START GIVEN RECORDS

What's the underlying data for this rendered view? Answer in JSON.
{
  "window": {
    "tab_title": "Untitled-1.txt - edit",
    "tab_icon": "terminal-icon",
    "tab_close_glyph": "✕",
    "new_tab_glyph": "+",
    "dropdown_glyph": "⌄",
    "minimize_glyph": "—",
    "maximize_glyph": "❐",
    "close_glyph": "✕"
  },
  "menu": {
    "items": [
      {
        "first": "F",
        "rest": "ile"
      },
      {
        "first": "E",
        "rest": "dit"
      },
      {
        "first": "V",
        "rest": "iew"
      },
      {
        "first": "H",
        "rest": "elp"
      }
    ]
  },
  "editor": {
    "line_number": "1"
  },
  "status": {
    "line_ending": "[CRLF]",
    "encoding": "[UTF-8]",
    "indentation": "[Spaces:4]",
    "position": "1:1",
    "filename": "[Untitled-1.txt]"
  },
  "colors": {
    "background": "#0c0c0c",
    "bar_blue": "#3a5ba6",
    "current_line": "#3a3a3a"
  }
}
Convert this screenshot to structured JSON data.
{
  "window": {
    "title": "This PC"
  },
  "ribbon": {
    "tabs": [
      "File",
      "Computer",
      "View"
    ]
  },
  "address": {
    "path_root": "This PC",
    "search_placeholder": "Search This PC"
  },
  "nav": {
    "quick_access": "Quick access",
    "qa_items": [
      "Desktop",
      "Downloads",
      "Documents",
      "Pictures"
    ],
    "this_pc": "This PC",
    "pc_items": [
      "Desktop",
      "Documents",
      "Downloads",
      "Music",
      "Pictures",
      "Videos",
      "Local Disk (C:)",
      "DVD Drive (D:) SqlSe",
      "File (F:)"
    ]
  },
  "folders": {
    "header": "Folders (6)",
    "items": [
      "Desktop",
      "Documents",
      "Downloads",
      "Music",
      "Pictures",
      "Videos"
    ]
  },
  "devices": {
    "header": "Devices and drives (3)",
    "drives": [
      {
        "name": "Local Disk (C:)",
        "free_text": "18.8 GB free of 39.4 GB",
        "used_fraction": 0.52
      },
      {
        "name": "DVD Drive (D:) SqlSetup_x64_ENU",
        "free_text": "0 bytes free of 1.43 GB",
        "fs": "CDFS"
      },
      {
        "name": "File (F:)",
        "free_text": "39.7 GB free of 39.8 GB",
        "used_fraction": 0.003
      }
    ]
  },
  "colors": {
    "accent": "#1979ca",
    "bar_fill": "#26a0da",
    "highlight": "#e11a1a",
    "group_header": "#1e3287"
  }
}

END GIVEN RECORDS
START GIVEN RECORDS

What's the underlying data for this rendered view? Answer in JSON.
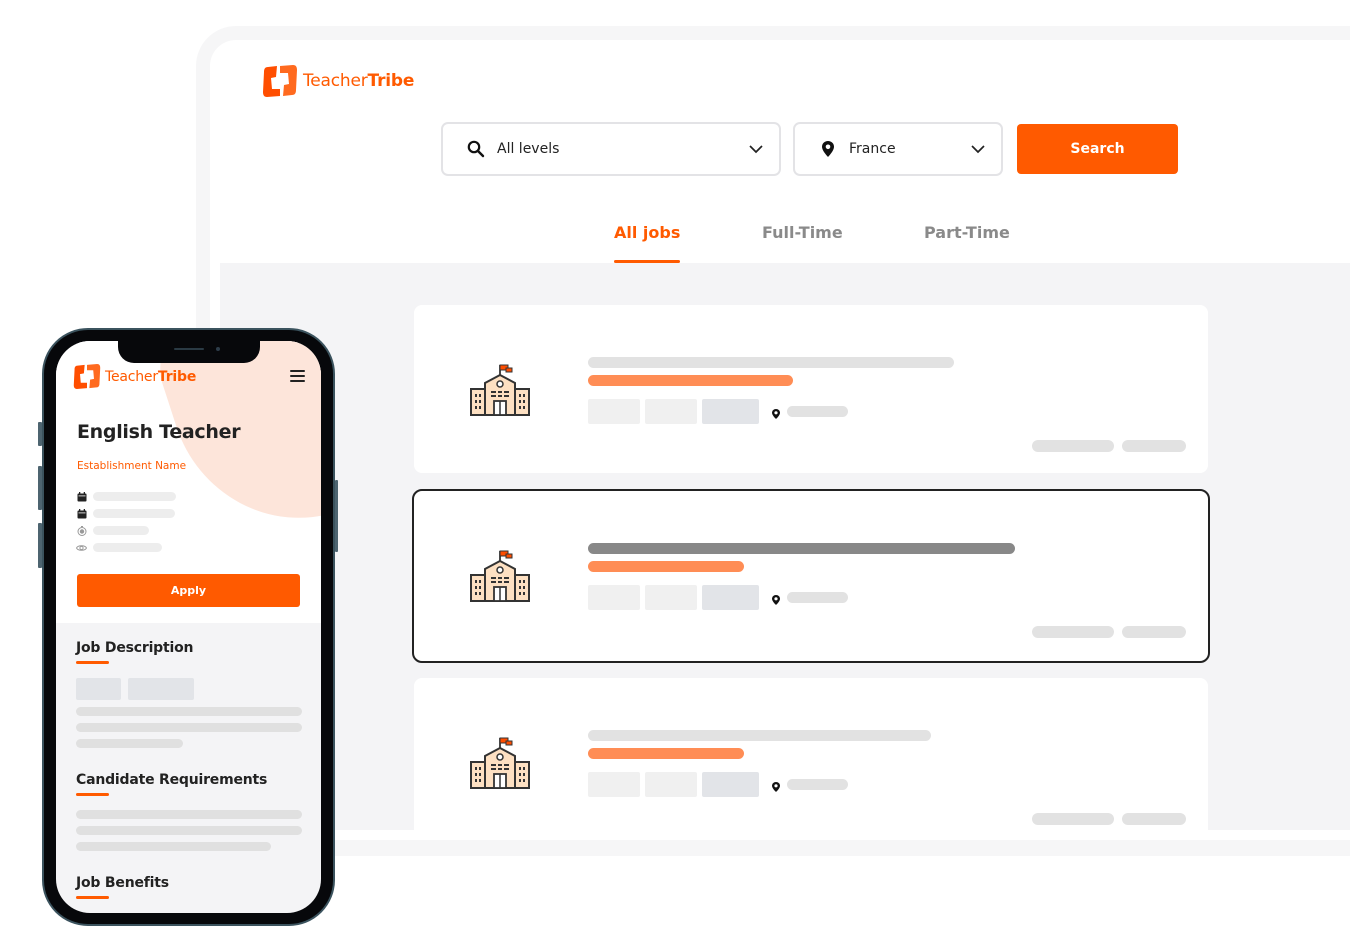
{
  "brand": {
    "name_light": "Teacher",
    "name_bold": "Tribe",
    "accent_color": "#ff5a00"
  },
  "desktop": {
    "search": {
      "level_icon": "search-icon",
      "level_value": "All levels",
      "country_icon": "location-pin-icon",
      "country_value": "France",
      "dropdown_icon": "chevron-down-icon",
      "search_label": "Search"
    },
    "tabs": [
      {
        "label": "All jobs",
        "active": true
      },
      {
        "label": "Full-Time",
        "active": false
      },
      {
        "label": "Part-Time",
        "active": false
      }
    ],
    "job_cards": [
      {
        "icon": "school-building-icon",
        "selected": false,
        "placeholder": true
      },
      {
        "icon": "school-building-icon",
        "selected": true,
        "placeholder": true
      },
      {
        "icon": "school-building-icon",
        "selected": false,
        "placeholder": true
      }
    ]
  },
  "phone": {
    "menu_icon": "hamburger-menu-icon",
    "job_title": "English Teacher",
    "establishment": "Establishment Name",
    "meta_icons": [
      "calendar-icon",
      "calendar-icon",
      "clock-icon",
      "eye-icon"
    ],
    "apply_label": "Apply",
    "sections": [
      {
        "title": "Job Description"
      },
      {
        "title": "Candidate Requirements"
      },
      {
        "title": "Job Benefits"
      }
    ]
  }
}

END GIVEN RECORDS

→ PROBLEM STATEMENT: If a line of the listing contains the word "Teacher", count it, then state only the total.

→ RESPONSE: 2